> [Assignment]: Say how many lines below have "Java" in them, giving the number alone.

(Collection entries)
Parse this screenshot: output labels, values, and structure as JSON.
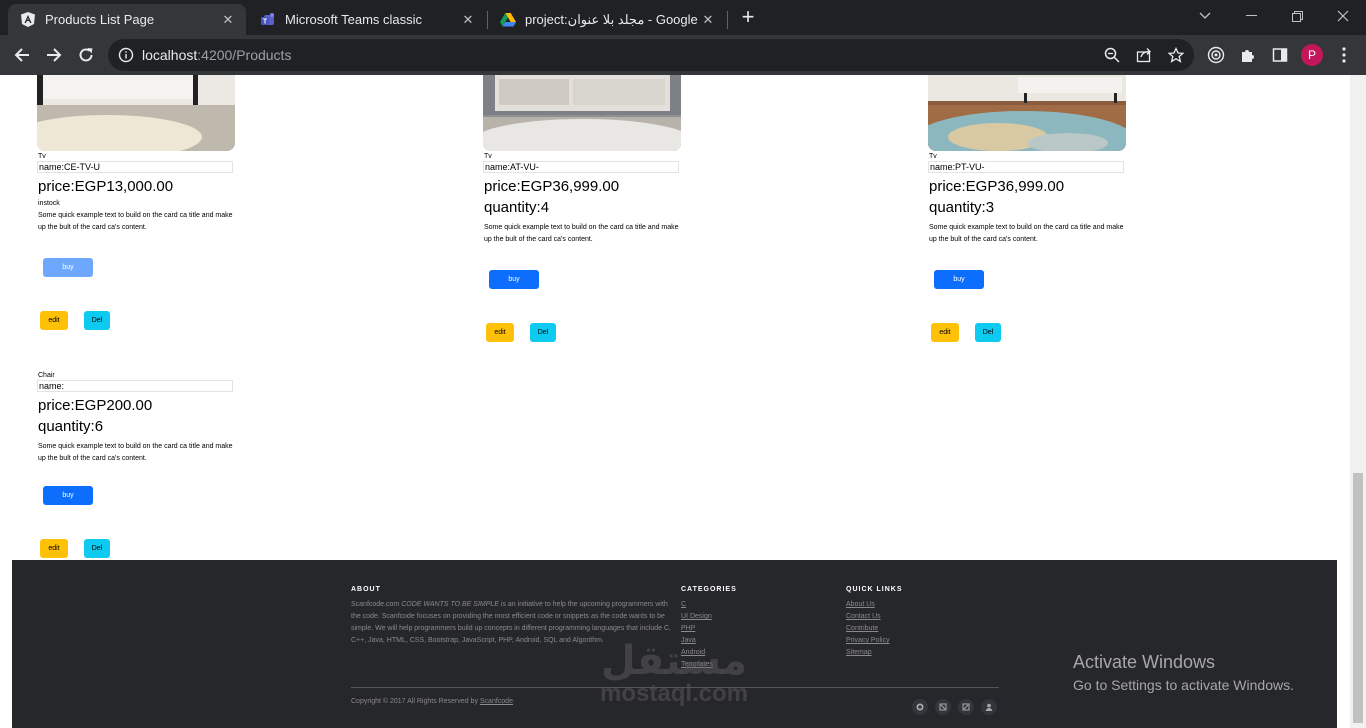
{
  "browser": {
    "tabs": [
      {
        "title": "Products List Page",
        "favicon": "angular-icon",
        "active": true
      },
      {
        "title": "Microsoft Teams classic",
        "favicon": "teams-icon",
        "active": false
      },
      {
        "title": "project:مجلد بلا عنوان - Google Dr",
        "favicon": "google-drive-icon",
        "active": false
      }
    ],
    "url_host": "localhost",
    "url_rest": ":4200/Products",
    "profile_initial": "P"
  },
  "products": [
    {
      "category": "Tv",
      "name": "name:CE-TV-U",
      "price": "price:EGP13,000.00",
      "quantity": "",
      "stock": "instock",
      "description": "Some quick example text to build on the card ca title and make up the bult of the card ca's content.",
      "buy_label": "buy",
      "edit_label": "edit",
      "del_label": "Del"
    },
    {
      "category": "Tv",
      "name": "name:AT-VU-",
      "price": "price:EGP36,999.00",
      "quantity": "quantity:4",
      "stock": "",
      "description": "Some quick example text to build on the card ca title and make up the bult of the card ca's content.",
      "buy_label": "buy",
      "edit_label": "edit",
      "del_label": "Del"
    },
    {
      "category": "Tv",
      "name": "name:PT-VU-",
      "price": "price:EGP36,999.00",
      "quantity": "quantity:3",
      "stock": "",
      "description": "Some quick example text to build on the card ca title and make up the bult of the card ca's content.",
      "buy_label": "buy",
      "edit_label": "edit",
      "del_label": "Del"
    },
    {
      "category": "Chair",
      "name": "name:",
      "price": "price:EGP200.00",
      "quantity": "quantity:6",
      "stock": "",
      "description": "Some quick example text to build on the card ca title and make up the bult of the card ca's content.",
      "buy_label": "buy",
      "edit_label": "edit",
      "del_label": "Del"
    }
  ],
  "footer": {
    "about_heading": "ABOUT",
    "about_text_1": "Scanfcode.com ",
    "about_text_em": "CODE WANTS TO BE SIMPLE",
    "about_text_2": " is an initiative to help the upcoming programmers with the code. Scanfcode focuses on providing the most efficient code or snippets as the code wants to be simple. We will help programmers build up concepts in different programming languages that include C, C++, Java, HTML, CSS, Bootstrap, JavaScript, PHP, Android, SQL and Algorithm.",
    "categories_heading": "CATEGORIES",
    "categories": [
      "C",
      "UI Design",
      "PHP",
      "Java",
      "Android",
      "Templates"
    ],
    "quicklinks_heading": "QUICK LINKS",
    "quicklinks": [
      "About Us",
      "Contact Us",
      "Contribute",
      "Privacy Policy",
      "Sitemap"
    ],
    "copyright": "Copyright © 2017 All Rights Reserved by ",
    "copyright_link": "Scanfcode"
  },
  "windows_notice": {
    "title": "Activate Windows",
    "subtitle": "Go to Settings to activate Windows."
  },
  "watermark": {
    "arabic": "مستقل",
    "latin": "mostaql.com"
  }
}
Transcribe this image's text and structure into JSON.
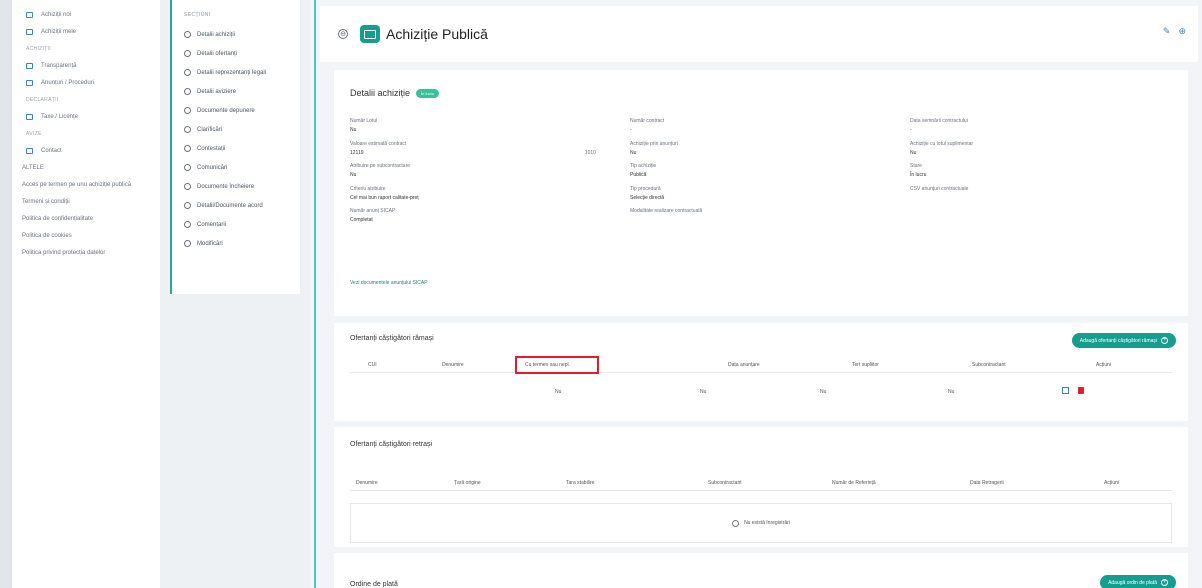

> [Answer box]: 2